Table 1. Location and cultivars treated with K + NAA.

Cultivar

Location

Replicate

Replicate

No. trees

panicles

panicles/tree

treated

R167

Kurtistown

 
  • 15 3

5

 

R9

Kurtistown

 
  • 15 3

5

 

Binjai

Keaau

 
  • 15 3

5

 

Jitlee

Keaau

 
  • 17 4-8

3

R162

Keaau

 
  • 22 5-10

3

R134

Onomea

 
  • 16 2-6

5

R9

Onomea

 
  • 15 2-5

4

R156 Red

Onomea

 
  • 18 3-5

5

Rongrien

Onomea

 
  • 17 5-7

3

R7

Onomea

 
  • 18 2-8

4

R156 Yellow

Onomea

 
  • 16 2-8

3

Table 2. Production of HFM flowers on panicles treated with 0 (control) and 90 ml/L K + NAA at 0, 4, 6, 8, 10, and 12 days after treatment.

No. HFM flowers/panicle

Cultivar

Location

0

4

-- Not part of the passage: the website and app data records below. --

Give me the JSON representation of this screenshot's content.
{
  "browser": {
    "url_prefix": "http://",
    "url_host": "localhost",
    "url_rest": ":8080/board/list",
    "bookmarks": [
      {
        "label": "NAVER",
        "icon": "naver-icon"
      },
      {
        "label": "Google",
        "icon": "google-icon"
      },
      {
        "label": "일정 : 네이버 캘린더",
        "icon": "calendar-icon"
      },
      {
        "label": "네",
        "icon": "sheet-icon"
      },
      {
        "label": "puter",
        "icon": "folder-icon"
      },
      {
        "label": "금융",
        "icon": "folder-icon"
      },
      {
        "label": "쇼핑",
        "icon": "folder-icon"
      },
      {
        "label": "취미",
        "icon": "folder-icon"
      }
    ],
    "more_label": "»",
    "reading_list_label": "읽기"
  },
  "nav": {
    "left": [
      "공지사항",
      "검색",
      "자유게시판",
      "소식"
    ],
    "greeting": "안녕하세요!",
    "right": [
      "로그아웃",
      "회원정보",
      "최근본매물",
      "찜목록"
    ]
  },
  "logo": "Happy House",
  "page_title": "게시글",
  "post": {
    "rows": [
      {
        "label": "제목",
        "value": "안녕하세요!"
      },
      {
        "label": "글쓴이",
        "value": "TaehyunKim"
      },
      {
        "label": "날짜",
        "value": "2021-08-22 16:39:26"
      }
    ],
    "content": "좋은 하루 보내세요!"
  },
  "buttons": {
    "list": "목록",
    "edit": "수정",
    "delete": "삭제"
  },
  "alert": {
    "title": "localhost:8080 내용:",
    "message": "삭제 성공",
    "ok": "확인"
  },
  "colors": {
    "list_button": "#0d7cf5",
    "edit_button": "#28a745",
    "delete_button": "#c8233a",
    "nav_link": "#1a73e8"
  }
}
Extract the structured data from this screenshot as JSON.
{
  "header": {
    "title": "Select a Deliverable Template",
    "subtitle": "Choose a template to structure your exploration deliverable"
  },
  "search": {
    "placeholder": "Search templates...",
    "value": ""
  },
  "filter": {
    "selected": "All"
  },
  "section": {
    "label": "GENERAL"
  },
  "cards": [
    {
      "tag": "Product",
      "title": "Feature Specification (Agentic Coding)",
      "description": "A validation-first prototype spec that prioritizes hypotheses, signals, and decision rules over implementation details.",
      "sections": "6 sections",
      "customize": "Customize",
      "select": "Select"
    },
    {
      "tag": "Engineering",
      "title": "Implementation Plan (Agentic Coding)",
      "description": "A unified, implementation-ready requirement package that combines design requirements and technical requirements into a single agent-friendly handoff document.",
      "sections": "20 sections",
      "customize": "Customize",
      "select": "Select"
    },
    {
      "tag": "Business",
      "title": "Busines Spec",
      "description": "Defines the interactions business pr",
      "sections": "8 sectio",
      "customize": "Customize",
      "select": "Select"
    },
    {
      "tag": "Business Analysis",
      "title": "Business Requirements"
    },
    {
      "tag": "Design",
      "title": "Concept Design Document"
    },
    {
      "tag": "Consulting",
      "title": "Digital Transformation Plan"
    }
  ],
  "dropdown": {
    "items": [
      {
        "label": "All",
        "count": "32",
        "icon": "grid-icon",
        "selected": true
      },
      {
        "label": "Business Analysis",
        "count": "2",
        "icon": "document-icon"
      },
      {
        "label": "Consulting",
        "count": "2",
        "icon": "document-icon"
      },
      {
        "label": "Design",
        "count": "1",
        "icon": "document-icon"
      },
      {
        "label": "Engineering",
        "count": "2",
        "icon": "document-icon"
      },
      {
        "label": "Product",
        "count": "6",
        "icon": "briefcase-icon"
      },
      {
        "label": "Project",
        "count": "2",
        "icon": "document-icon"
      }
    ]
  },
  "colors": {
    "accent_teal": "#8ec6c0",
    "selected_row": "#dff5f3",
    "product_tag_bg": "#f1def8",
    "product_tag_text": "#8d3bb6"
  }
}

6

8

10

12

NAA

0

0

0

0

0

0.1 ± 0.1

0

0

0

0

0.8 ± 0.3 Control 0.1 ± 0.1 0.2 ± 0.1

NAA

0

0

NAA 16.5 ± 5.5 a 1.2 ± 0.4 28.5 ± 8.0 65.8 ± 17.1 50.8 ± 19.6 37.0 ± 16.0 50.6 ± 5.3 4.5 ± 1.7 106.2 ± 32.8 27.4 ± 7.3 37.3 ± 7.8 Control 0.4 ± 0.3 0.1 ± 0.1

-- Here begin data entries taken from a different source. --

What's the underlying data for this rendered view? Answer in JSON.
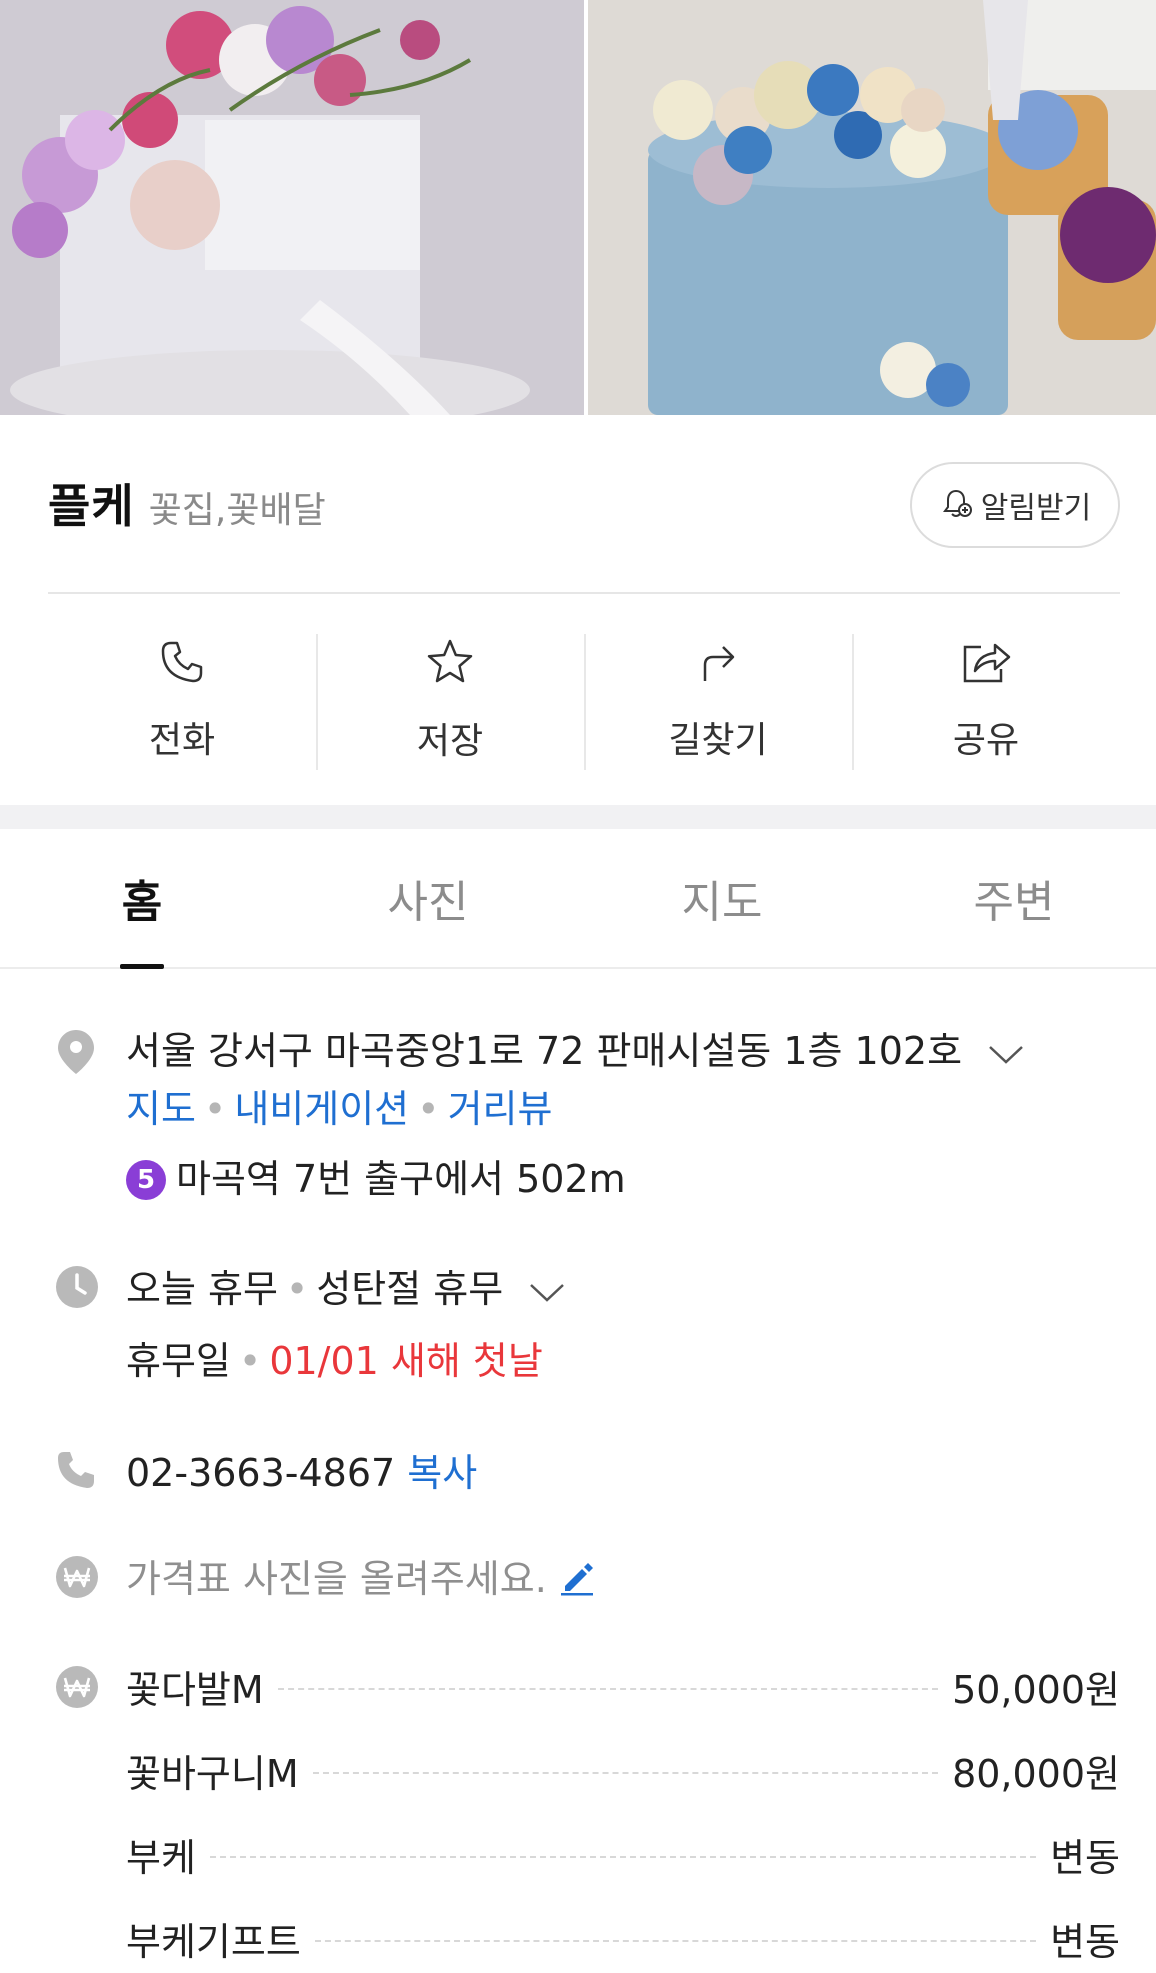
{
  "place": {
    "name": "플케",
    "category": "꽃집,꽃배달",
    "notify_label": "알림받기"
  },
  "actions": [
    {
      "label": "전화",
      "icon": "phone-icon"
    },
    {
      "label": "저장",
      "icon": "star-icon"
    },
    {
      "label": "길찾기",
      "icon": "directions-icon"
    },
    {
      "label": "공유",
      "icon": "share-icon"
    }
  ],
  "tabs": [
    {
      "label": "홈",
      "active": true
    },
    {
      "label": "사진",
      "active": false
    },
    {
      "label": "지도",
      "active": false
    },
    {
      "label": "주변",
      "active": false
    }
  ],
  "address": {
    "text": "서울 강서구 마곡중앙1로 72 판매시설동 1층 102호",
    "links": [
      "지도",
      "내비게이션",
      "거리뷰"
    ],
    "subway_line": "5",
    "subway_text": "마곡역 7번 출구에서 502m"
  },
  "hours": {
    "today": "오늘 휴무",
    "note": "성탄절 휴무",
    "holiday_label": "휴무일",
    "holiday_value": "01/01 새해 첫날"
  },
  "phone": {
    "number": "02-3663-4867",
    "copy_label": "복사"
  },
  "price_prompt": "가격표 사진을 올려주세요.",
  "menu": [
    {
      "name": "꽃다발M",
      "price": "50,000원"
    },
    {
      "name": "꽃바구니M",
      "price": "80,000원"
    },
    {
      "name": "부케",
      "price": "변동"
    },
    {
      "name": "부케기프트",
      "price": "변동"
    }
  ],
  "colors": {
    "link": "#1f6fd1",
    "holiday": "#e9373b",
    "subway_line_5": "#8a3ed6"
  }
}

NAA 28.9 ± 9.0 13.7 ± 2.3 19.4 ± 3.7 84.8 ± 13.1 40.5 ± 14.5 36.5 ± 14.4 51.3 ± 6.2 9.6 ± 2.7 111.2 ± 24.9 81.7 ± 18.2 67.9 ± 13.5 Control 0.3± 0.2

0

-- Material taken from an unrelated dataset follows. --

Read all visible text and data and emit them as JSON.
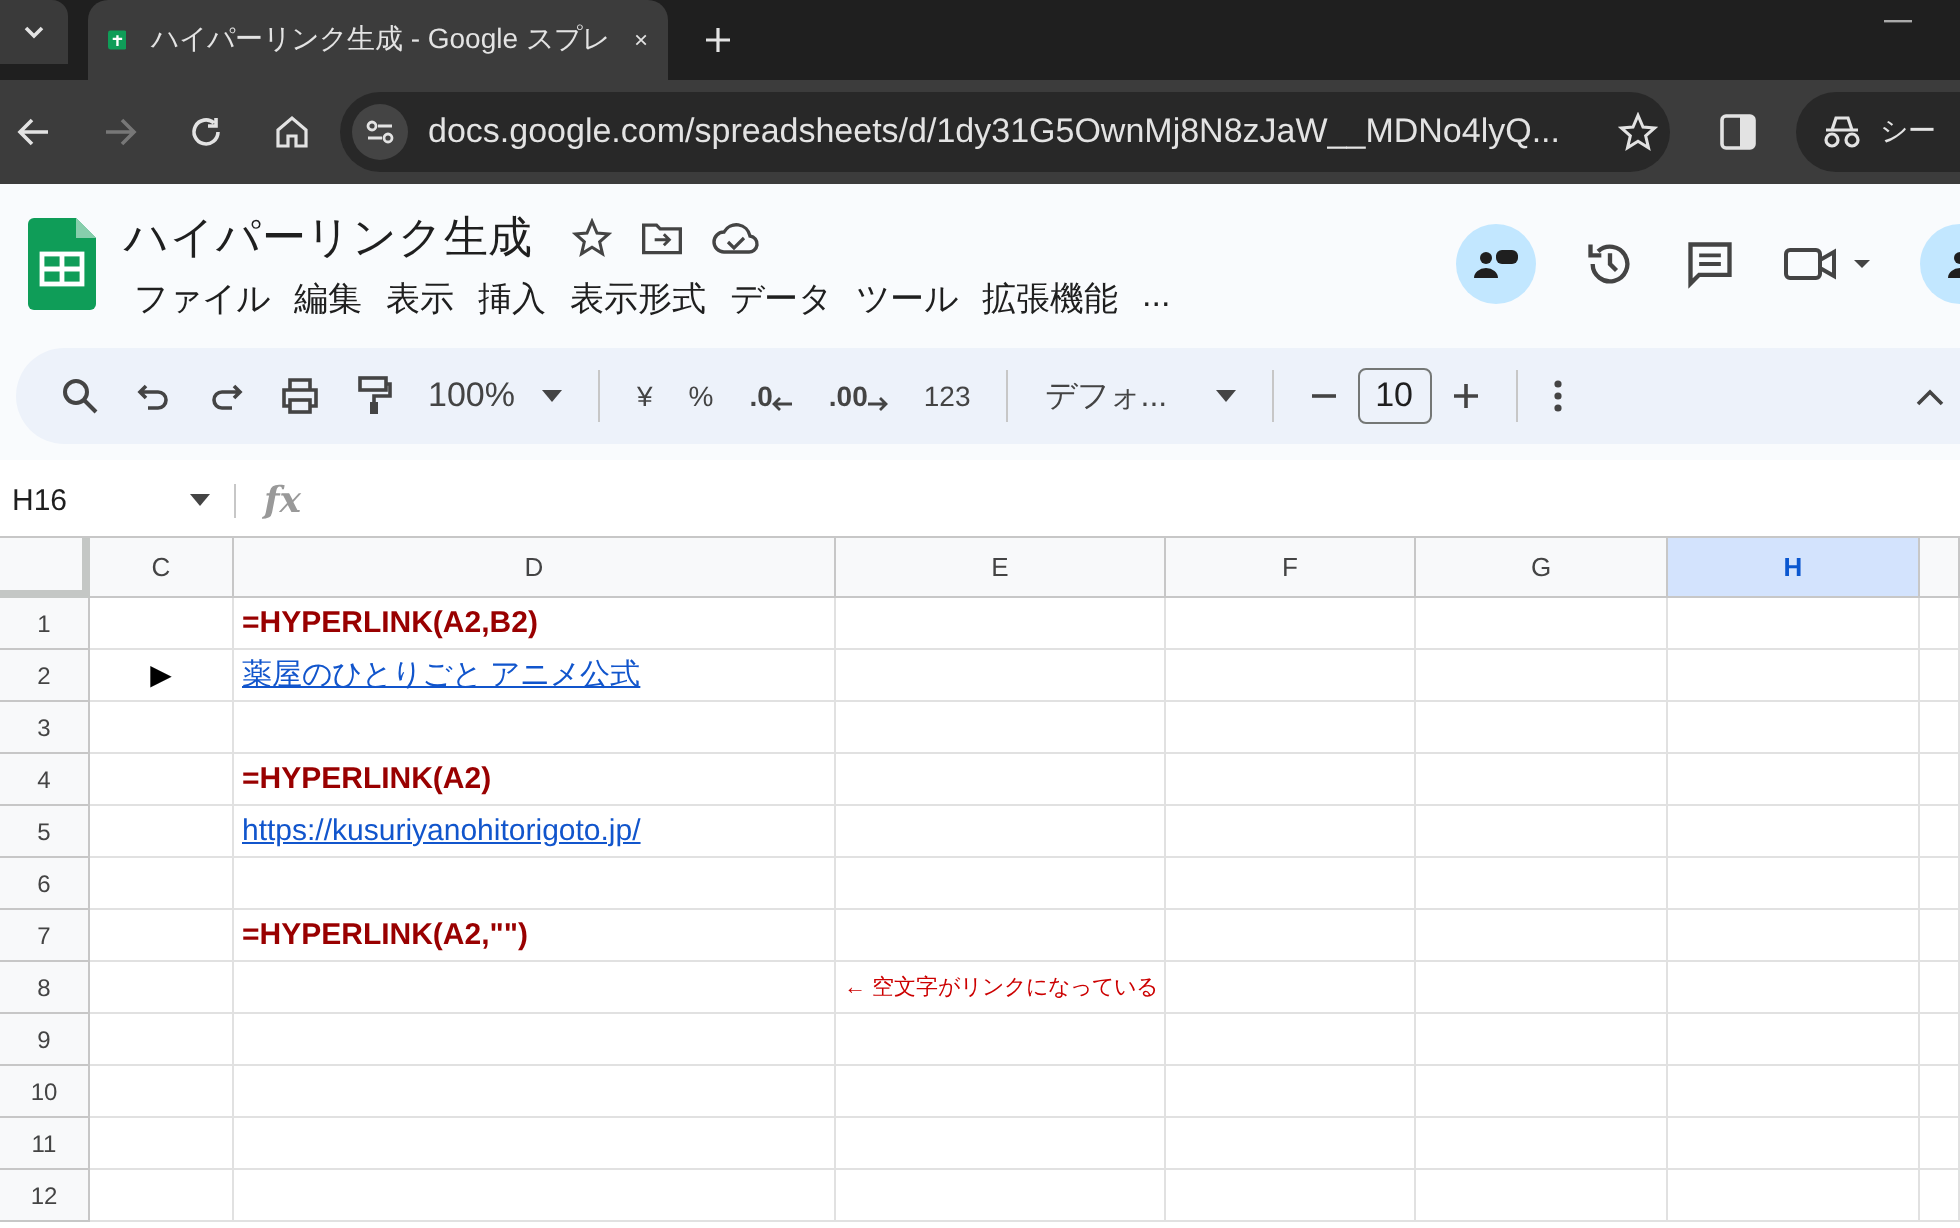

NAA 17.6 ± 5.8 5.1 ± 2.1 6.4 ± 1.9 65.0 ± 9.0 22.5 ± 9.8 18.3 ± 9.0 20.9 ± 4.1 6.7 ± 1.8 88.9 ± 19.9 47.3 ± 12.0 52.1 ± 11.5 Control 0.1± 0.1

0

NAA 7.8 ± 2.7

0

1.3 ± 0.4 15.2 ± 3.1 12 ± 5.0 5.6 ± 4.3 9.2 ± 2.1 4.4 ± 1.6 41.6 ± 13.0 17.0 ± 6.3 19.8 ± 6.6 Control

0

0

R167

R9

Binjai

Jitlee

R162

R134

R9

R156 Red

Rongrien

R7

R156 Yellow

Kurtistown

Kurtistown

Keaau

Keaau

Keaau

Onomea

Onomea

Onomea

Onomea

Onomea

Onomea

23.3 ± 10.6 10.5 ± 2.8 2.7 ± 1.9 2.7 ± 1.5

0

0

18.5 ± 9.5 0.6 ± 0.4 13.6 ± 5.1 Control 0.3 ± 0.3 0.4 ± 0.3

R134

R156 Yellow

Onomea

Onomea

a Each value represents the mean ± SE

Figure 1. Frequency of naturally produced HFM flowers on ‘Silengkeng’ panicles observed at 3 to 4 days intervals from the onset to the termination of anthesis. Error bars represent ± SE. n=22.

122 91 94 66 70 73 77 21 24 7 10 14 17 150 133 112
122
91
94
66
70
73
77
21
24
7
10
14
17
150
133
112
35
38
161
28
52
80
63
42
31
0
3
84
87
120
0
Figure 1. Frequency of naturally produced HFM flowers on ‘Silengkeng’ panicles
observed at 3 to 4 days intervals from the onset to the termination of anthesis. Error bars
represent ± SE.
No. of HFM Flowers per Panicle
80
60
40
20
100
105
108
115
119
154
157
98
101
136
140
126
129
143
147
56
59
45
49

Days After Anthesis

Figure 2. Development of ‘Jitlee’ rambutan flower buds at 0, 3 and 6 days after treatment with 90 mg/L NAA. Arrows show progressive development of buds responsive to NAA.

0 day O day
0 day
O day
3 days 3 days
3 days
3 days
6 days 6 days
6 days
6 days

Figure 3. Germination of pollen from HFM flowers from untreated ‘Silengkeng’ panicles (a) and from HFM flowers developing after 90 mg/L K + NAA treatment of ‘Rongrien’ panicles (b).

a
a
b
b